= Source data =
════════════════════

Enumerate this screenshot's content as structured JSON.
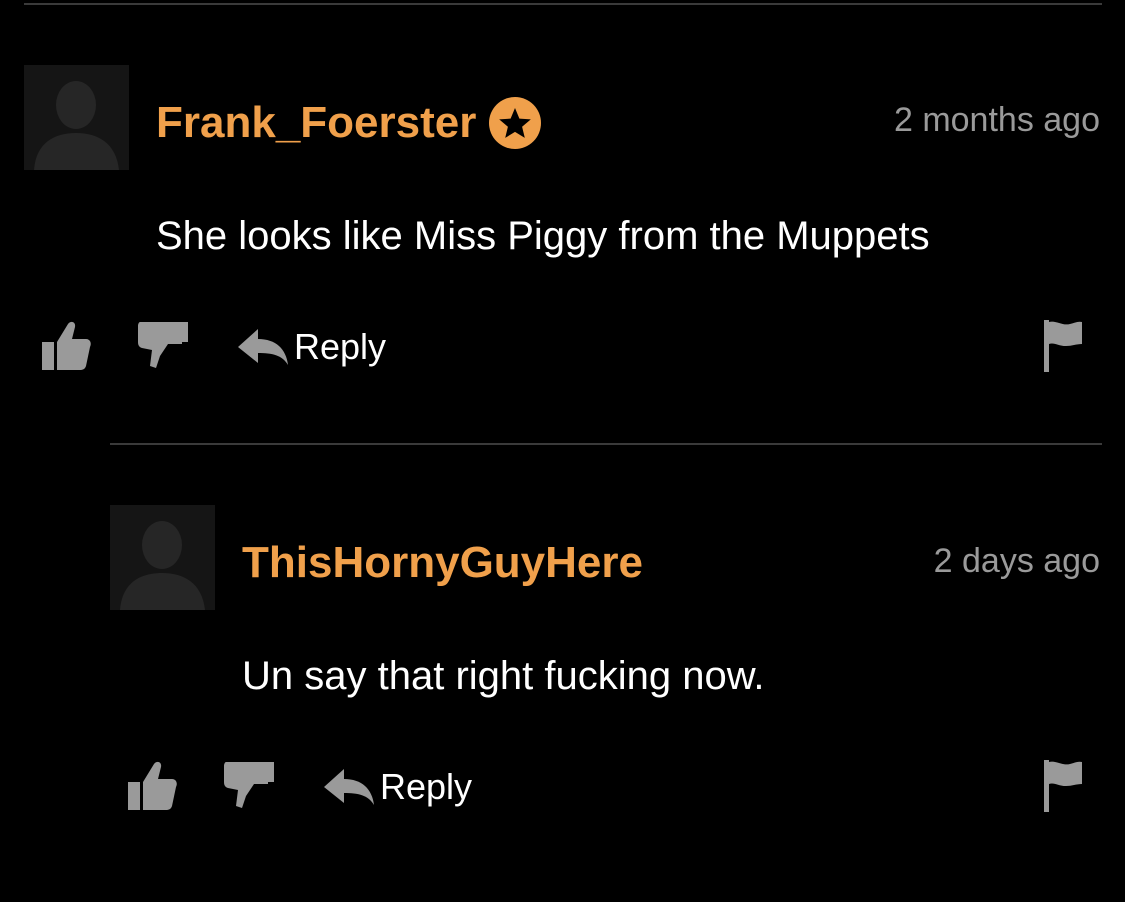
{
  "colors": {
    "background": "#000000",
    "username": "#F0A04B",
    "timestamp": "#9a9a9a",
    "comment_text": "#ffffff",
    "icon_gray": "#9a9a9a",
    "divider": "#3a3a3a"
  },
  "comments": [
    {
      "username": "Frank_Foerster",
      "badge_icon": "star-badge-icon",
      "timestamp": "2 months ago",
      "text": "She looks like Miss Piggy from the Muppets",
      "actions": {
        "upvote_icon": "thumbs-up-icon",
        "downvote_icon": "thumbs-down-icon",
        "reply_label": "Reply",
        "flag_icon": "flag-icon"
      }
    },
    {
      "username": "ThisHornyGuyHere",
      "timestamp": "2 days ago",
      "text": "Un say that right fucking now.",
      "actions": {
        "upvote_icon": "thumbs-up-icon",
        "downvote_icon": "thumbs-down-icon",
        "reply_label": "Reply",
        "flag_icon": "flag-icon"
      }
    }
  ]
}
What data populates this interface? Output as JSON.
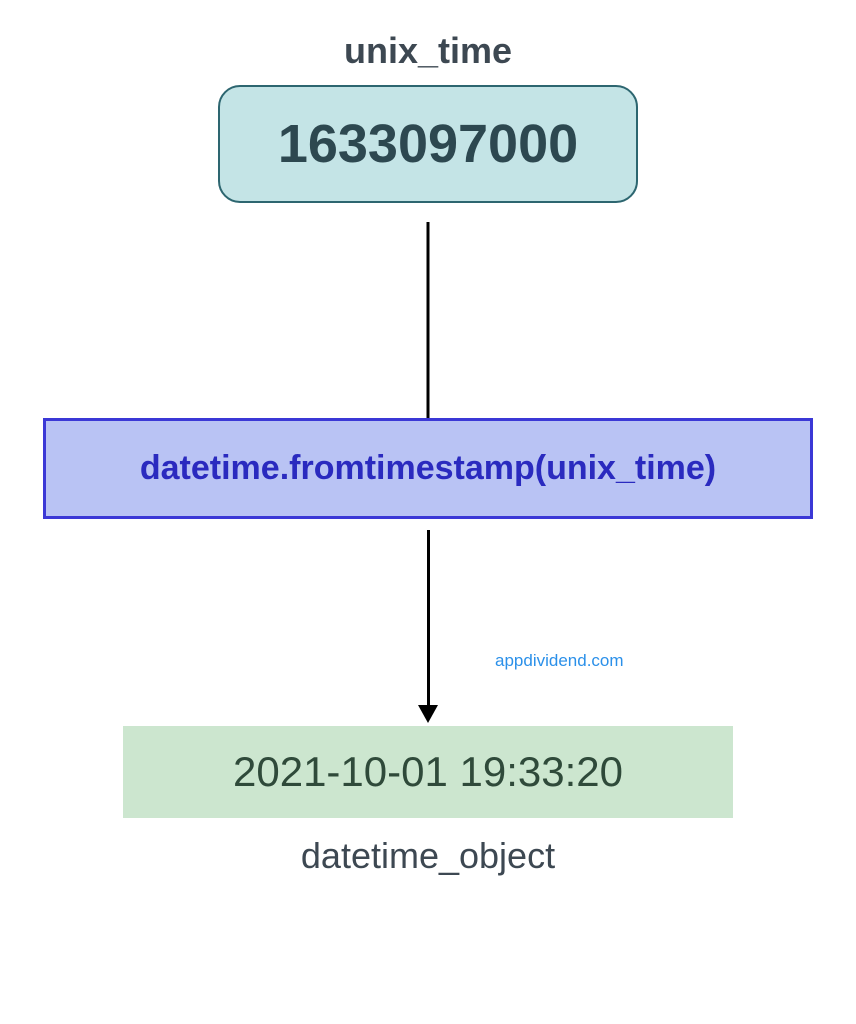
{
  "diagram": {
    "input_label": "unix_time",
    "input_value": "1633097000",
    "function_call": "datetime.fromtimestamp(unix_time)",
    "output_value": "2021-10-01 19:33:20",
    "output_label": "datetime_object",
    "watermark": "appdividend.com"
  }
}
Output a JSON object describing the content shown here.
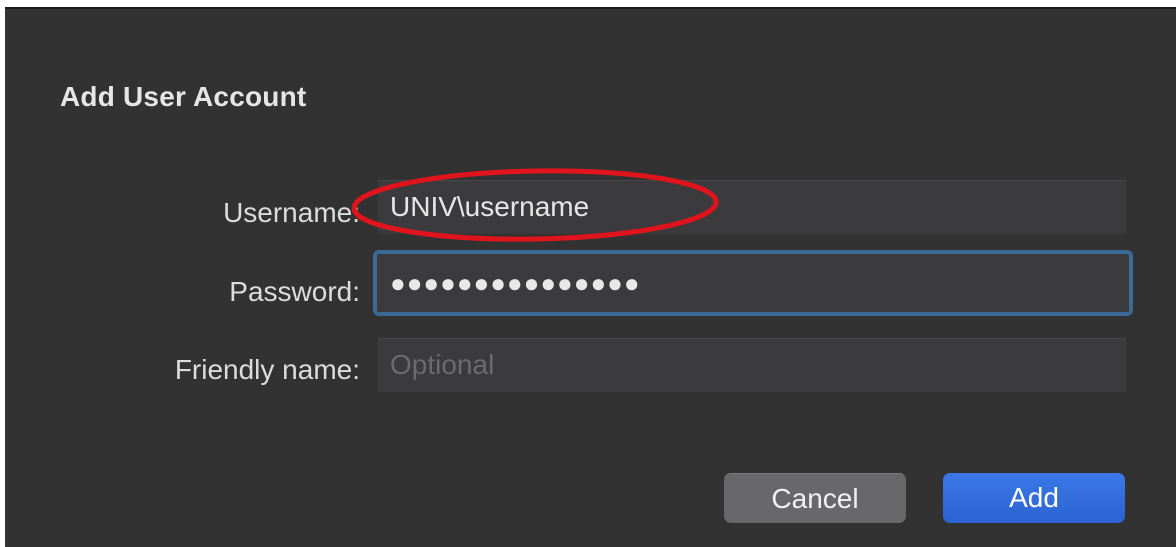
{
  "dialog": {
    "title": "Add User Account"
  },
  "form": {
    "username": {
      "label": "Username:",
      "value": "UNIV\\username"
    },
    "password": {
      "label": "Password:",
      "value": "●●●●●●●●●●●●●●●"
    },
    "friendly_name": {
      "label": "Friendly name:",
      "placeholder": "Optional",
      "value": ""
    }
  },
  "buttons": {
    "cancel_label": "Cancel",
    "add_label": "Add"
  },
  "annotation": {
    "color": "#e0141c",
    "shape": "ellipse"
  },
  "colors": {
    "dialog_background": "#323233",
    "focus_ring": "#3d6a95",
    "primary_button": "#2f6ad9",
    "secondary_button": "#68676a"
  }
}
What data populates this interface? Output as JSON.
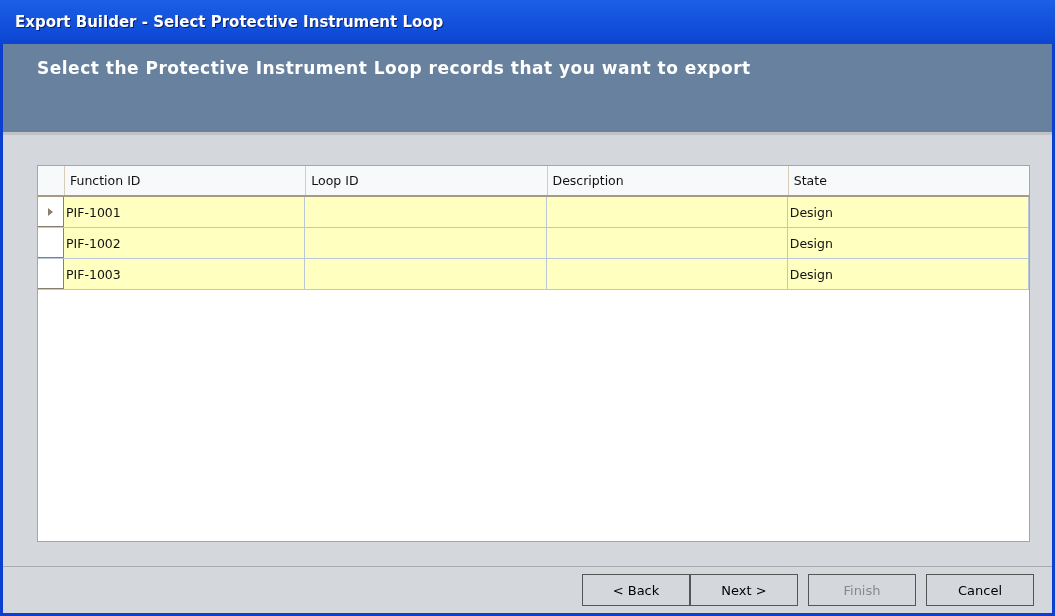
{
  "window": {
    "title": "Export Builder - Select Protective Instrument Loop"
  },
  "header": {
    "instruction": "Select the Protective Instrument Loop records that you want to export"
  },
  "table": {
    "columns": [
      "Function ID",
      "Loop ID",
      "Description",
      "State"
    ],
    "rows": [
      {
        "cells": [
          "PIF-1001",
          "",
          "",
          "Design"
        ],
        "selected": true
      },
      {
        "cells": [
          "PIF-1002",
          "",
          "",
          "Design"
        ],
        "selected": false
      },
      {
        "cells": [
          "PIF-1003",
          "",
          "",
          "Design"
        ],
        "selected": false
      }
    ]
  },
  "buttons": [
    {
      "label": "< Back",
      "disabled": false,
      "kind": "joined"
    },
    {
      "label": "Next >",
      "disabled": false,
      "kind": "joined"
    },
    {
      "label": "Finish",
      "disabled": true,
      "kind": "spaced"
    },
    {
      "label": "Cancel",
      "disabled": false,
      "kind": "spaced"
    }
  ]
}
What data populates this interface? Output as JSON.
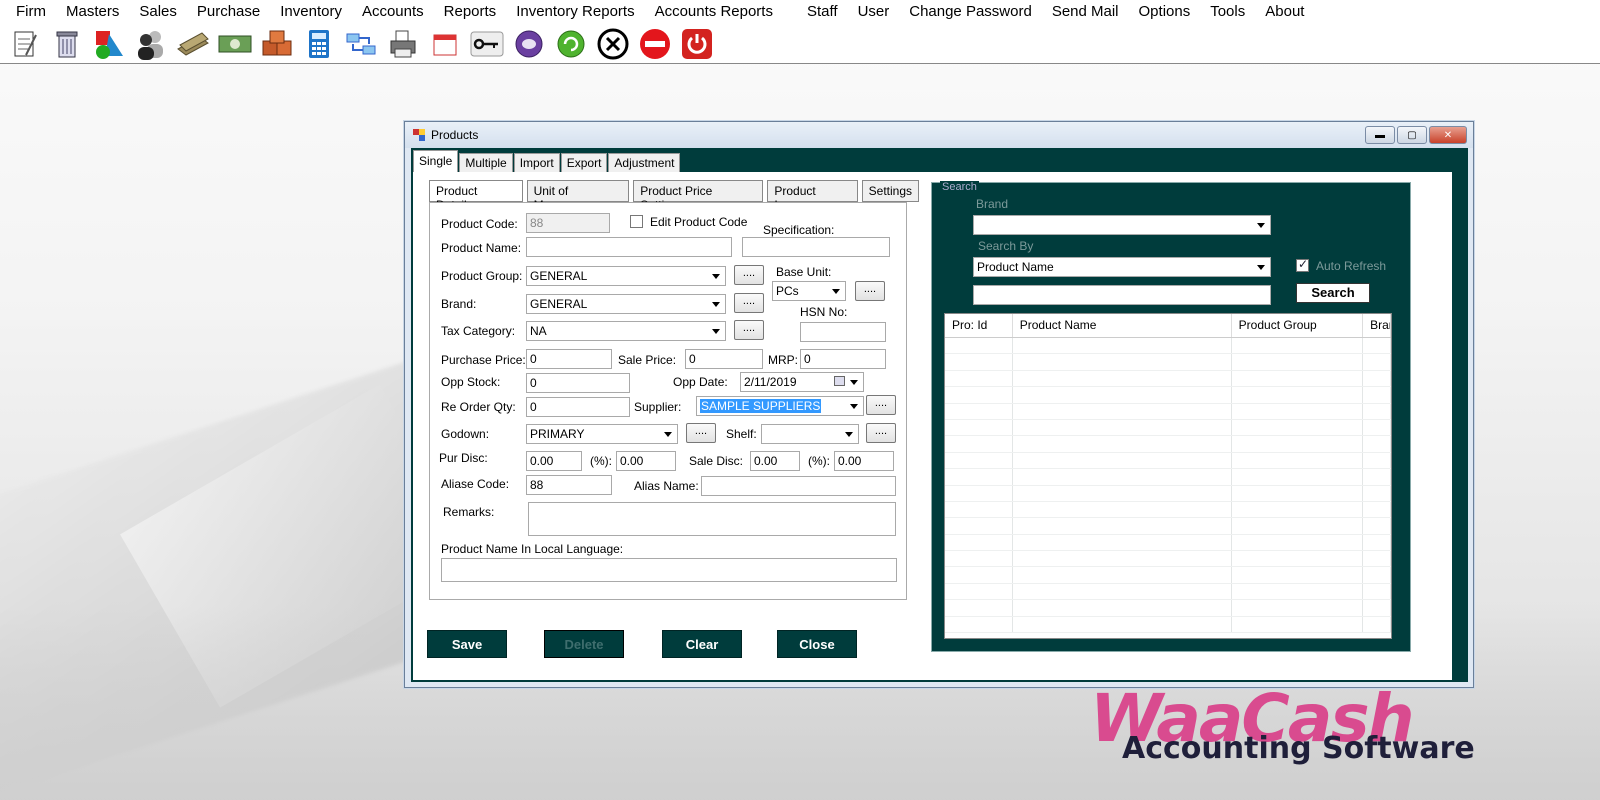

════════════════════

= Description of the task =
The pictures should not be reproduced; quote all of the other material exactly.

= Task solution =
Enumerate this screenshot's content as structured JSON.
{
  "colors": {
    "background": "#000000",
    "username": "#F0A04B",
    "timestamp": "#9a9a9a",
    "comment_text": "#ffffff",
    "icon_gray": "#9a9a9a",
    "divider": "#3a3a3a"
  },
  "comments": [
    {
      "username": "Frank_Foerster",
      "badge_icon": "star-badge-icon",
      "timestamp": "2 months ago",
      "text": "She looks like Miss Piggy from the Muppets",
      "actions": {
        "upvote_icon": "thumbs-up-icon",
        "downvote_icon": "thumbs-down-icon",
        "reply_label": "Reply",
        "flag_icon": "flag-icon"
      }
    },
    {
      "username": "ThisHornyGuyHere",
      "timestamp": "2 days ago",
      "text": "Un say that right fucking now.",
      "actions": {
        "upvote_icon": "thumbs-up-icon",
        "downvote_icon": "thumbs-down-icon",
        "reply_label": "Reply",
        "flag_icon": "flag-icon"
      }
    }
  ]
}
What data populates this interface? Output as JSON.
{
  "diagram": {
    "input_label": "unix_time",
    "input_value": "1633097000",
    "function_call": "datetime.fromtimestamp(unix_time)",
    "output_value": "2021-10-01 19:33:20",
    "output_label": "datetime_object",
    "watermark": "appdividend.com"
  }
}
Output a JSON object describing the content shown here.
{
  "dialog": {
    "title": "Add User Account"
  },
  "form": {
    "username": {
      "label": "Username:",
      "value": "UNIV\\username"
    },
    "password": {
      "label": "Password:",
      "value": "●●●●●●●●●●●●●●●"
    },
    "friendly_name": {
      "label": "Friendly name:",
      "placeholder": "Optional",
      "value": ""
    }
  },
  "buttons": {
    "cancel_label": "Cancel",
    "add_label": "Add"
  },
  "annotation": {
    "color": "#e0141c",
    "shape": "ellipse"
  },
  "colors": {
    "dialog_background": "#323233",
    "focus_ring": "#3d6a95",
    "primary_button": "#2f6ad9",
    "secondary_button": "#68676a"
  }
}
What data populates this interface? Output as JSON.
{
  "window": {
    "title": "Export Builder - Select Protective Instrument Loop"
  },
  "header": {
    "instruction": "Select the Protective Instrument Loop records that you want to export"
  },
  "table": {
    "columns": [
      "Function ID",
      "Loop ID",
      "Description",
      "State"
    ],
    "rows": [
      {
        "cells": [
          "PIF-1001",
          "",
          "",
          "Design"
        ],
        "selected": true
      },
      {
        "cells": [
          "PIF-1002",
          "",
          "",
          "Design"
        ],
        "selected": false
      },
      {
        "cells": [
          "PIF-1003",
          "",
          "",
          "Design"
        ],
        "selected": false
      }
    ]
  },
  "buttons": [
    {
      "label": "< Back",
      "disabled": false,
      "kind": "joined"
    },
    {
      "label": "Next >",
      "disabled": false,
      "kind": "joined"
    },
    {
      "label": "Finish",
      "disabled": true,
      "kind": "spaced"
    },
    {
      "label": "Cancel",
      "disabled": false,
      "kind": "spaced"
    }
  ]
}
What data populates this interface? Output as JSON.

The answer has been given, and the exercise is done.